> **PROBLEM**:
For the entries below, report the number of lines containing "text", without any other content.
── DATA PROVIDED ──
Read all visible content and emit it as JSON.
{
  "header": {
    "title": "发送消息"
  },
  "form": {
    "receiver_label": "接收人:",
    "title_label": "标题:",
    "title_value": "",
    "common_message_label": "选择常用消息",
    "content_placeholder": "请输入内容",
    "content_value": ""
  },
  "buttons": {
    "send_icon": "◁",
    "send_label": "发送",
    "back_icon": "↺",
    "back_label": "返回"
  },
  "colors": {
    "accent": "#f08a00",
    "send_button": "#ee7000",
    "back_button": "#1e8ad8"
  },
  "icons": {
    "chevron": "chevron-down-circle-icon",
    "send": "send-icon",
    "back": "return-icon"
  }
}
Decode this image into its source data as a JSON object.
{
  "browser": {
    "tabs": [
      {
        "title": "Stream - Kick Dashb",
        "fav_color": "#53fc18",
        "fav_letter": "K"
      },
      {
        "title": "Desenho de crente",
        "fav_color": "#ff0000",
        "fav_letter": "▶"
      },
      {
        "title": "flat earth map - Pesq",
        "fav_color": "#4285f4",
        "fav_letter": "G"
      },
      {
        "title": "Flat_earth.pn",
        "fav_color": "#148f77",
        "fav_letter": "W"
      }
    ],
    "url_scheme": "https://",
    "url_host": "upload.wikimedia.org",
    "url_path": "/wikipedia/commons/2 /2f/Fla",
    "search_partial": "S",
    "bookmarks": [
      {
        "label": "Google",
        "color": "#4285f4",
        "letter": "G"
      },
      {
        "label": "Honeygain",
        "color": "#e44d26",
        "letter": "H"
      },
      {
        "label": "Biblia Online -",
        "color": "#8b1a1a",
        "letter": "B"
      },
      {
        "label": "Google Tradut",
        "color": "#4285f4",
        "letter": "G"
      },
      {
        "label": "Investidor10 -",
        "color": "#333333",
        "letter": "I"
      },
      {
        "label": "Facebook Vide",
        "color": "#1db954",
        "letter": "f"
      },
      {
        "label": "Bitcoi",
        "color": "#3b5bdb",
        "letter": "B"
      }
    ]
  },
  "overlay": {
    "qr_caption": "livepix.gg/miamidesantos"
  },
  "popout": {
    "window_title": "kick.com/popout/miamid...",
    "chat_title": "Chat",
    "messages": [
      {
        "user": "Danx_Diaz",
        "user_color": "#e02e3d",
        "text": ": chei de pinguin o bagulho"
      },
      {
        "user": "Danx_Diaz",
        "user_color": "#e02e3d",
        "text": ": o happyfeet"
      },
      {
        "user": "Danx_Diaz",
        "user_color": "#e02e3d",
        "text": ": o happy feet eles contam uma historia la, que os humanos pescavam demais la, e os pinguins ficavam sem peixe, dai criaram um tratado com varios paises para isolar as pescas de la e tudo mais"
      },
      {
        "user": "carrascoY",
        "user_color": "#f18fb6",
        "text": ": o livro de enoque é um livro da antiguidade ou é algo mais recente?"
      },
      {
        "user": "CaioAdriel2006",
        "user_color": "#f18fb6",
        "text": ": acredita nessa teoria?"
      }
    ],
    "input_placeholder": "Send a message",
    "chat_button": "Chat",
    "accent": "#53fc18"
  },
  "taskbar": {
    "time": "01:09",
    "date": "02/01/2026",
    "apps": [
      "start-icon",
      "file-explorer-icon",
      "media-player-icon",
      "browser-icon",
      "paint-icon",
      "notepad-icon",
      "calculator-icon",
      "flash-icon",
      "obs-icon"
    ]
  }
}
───
> **SOLUTION**:
5